After looking at George Leckie's recent exploration of the relationship between the DFE's new measure that includes the average grade based on the best 8 GCSE's I too thought I would have a look. Have a read here: http://theconversation.com/new-look-gcse-league-tables-reconfirm-wide-disparities-between-schools-22793
Click on the links below, to see the results and to follow the methodology for yourself.
To do this manually, I would firstly need to download the current performance tables from here: http://www.education.gov.uk/schools/performance/download/xls/england_ks4.csvThe file when opened looks like this:
Then I converted it into an Excel file. If you are not familiar with converting CSV files to Excel, you can download the Excel file.
To find the information that I would need to use, I also would need to download the metadata file from here: http://www.education.gov.uk/schools/performance/download/csv/ks4_meta.csv
I then identified that I need two columns of data from the KS4 performance tables. These are 'Percentage of pupils achieving 5+ A*-C or equivalents including A*-C in both English and mathematics GCSEs' or the data label 'PTAC5EM' at column 52 to be precise. In addition, I need to use data in the 'Average grade per pupil capped at the best 8 qualifications' column (data label: AVGRDPEPPCP or column 415).
As I want to create a scatter plot to show this relationship, I need to convert every item of data in the AVGRDPEPPCP column from the performance tables into a point score.

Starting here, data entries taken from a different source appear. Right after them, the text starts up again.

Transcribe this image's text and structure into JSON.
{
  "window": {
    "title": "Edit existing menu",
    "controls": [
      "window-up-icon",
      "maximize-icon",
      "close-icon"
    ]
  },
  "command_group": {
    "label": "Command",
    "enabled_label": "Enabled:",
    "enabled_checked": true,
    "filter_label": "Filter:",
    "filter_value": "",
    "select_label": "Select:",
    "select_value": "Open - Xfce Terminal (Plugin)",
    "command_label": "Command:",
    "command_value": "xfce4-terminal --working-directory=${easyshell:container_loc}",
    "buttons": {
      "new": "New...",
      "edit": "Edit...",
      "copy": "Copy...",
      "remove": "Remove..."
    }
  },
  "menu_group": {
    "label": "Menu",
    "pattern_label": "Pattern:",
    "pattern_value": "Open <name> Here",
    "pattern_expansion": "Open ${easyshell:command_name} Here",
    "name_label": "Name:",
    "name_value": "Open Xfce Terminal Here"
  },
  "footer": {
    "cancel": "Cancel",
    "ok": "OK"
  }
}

To do this I used the following table: https://clc2.uniservity.com/GroupDownloadFile.asp?GroupID=399411&ResourceId=1858337

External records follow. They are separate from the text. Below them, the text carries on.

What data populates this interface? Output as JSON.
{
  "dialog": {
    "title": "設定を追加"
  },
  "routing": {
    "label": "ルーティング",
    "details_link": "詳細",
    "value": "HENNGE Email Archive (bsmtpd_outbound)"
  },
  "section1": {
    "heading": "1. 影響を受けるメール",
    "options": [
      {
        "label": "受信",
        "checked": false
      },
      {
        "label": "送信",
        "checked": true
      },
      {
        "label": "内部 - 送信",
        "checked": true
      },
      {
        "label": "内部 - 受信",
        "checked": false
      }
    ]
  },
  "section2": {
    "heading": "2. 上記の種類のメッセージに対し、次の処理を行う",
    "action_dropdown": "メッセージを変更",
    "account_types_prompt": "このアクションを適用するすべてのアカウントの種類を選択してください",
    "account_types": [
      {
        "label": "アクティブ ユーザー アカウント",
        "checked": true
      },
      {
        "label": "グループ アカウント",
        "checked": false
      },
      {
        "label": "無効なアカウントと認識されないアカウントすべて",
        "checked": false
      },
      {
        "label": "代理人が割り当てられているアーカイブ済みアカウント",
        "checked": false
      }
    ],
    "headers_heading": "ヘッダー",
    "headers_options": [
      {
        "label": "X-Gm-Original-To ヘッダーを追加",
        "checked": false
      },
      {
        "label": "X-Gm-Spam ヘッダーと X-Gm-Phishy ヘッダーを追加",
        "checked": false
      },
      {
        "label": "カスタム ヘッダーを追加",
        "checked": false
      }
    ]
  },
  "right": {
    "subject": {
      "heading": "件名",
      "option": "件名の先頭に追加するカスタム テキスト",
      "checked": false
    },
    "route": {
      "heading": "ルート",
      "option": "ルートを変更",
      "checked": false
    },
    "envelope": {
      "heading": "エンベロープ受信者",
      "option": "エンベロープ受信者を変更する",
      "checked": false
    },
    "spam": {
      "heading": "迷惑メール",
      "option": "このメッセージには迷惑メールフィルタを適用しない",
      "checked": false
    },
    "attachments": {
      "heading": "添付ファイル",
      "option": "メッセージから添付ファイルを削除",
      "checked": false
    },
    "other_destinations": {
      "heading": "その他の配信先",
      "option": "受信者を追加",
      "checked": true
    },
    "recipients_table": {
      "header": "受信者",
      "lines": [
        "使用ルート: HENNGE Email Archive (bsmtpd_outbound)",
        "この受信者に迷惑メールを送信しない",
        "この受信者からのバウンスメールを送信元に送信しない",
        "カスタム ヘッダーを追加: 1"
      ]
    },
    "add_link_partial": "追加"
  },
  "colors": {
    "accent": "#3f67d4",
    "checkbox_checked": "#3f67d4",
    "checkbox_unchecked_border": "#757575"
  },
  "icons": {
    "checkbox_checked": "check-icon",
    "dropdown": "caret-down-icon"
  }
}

In converting the 'Average grade per pupil capped at the best 8 qualifications' for each school, I was then able to plot this against the Percentage of pupils achieving 5+ A*-C or equivalents including A*-C in both English and mathematics GCSEs data for each school.
The visualisation created resembled George Leckie's diagram (left) with a few exceptions (see right).
|Diagram 3 from http://theconversation.com/new-look-gcse-league-tables-reconfirm-wide-disparities-between-schools-22793 (accessed 13/2/14)||Diagram from Schooldata.org.uk (accessed 13/2/14)|
To remove some of the discrepancies, I then adjusted the filter to include only average grade score of 30+ which resulted in a significantly closer visualisation (as shown below) to that produced by Leckie (as above left). I did not remove other schools from this view (Leckie identifies that 8 outliers were removed in total and based on the representation below, I have only removed 1- however, it is quite clear which were removed and it is easy to speculate on the reasons why).
To provide a balanced evaluation, the chart produced by George Leckie does include grades as opposed to point scores along the vertical axis. However, the visualisation in schooldata.org.uk does allow you to identify a particular school or make comparisons against groups of schools.
In addition, it may take some people less time to do the above (either using Excel or other tools), I nevertheless hope it gives a clear understanding of what Schooldata.org.uk can do.
In total, the above visualisation took only a few minutes using schooldata. Watch the real-time video to see how schooldata.org.uk allows this to be done easily. It is only about 4 minutes long and includes the rationale for my doing this visualisation.
Using school data - video
To keep on top of current developments, access some free tools and find out more, create an account by following this link.
You can also follow me on twitter (@philbourne77).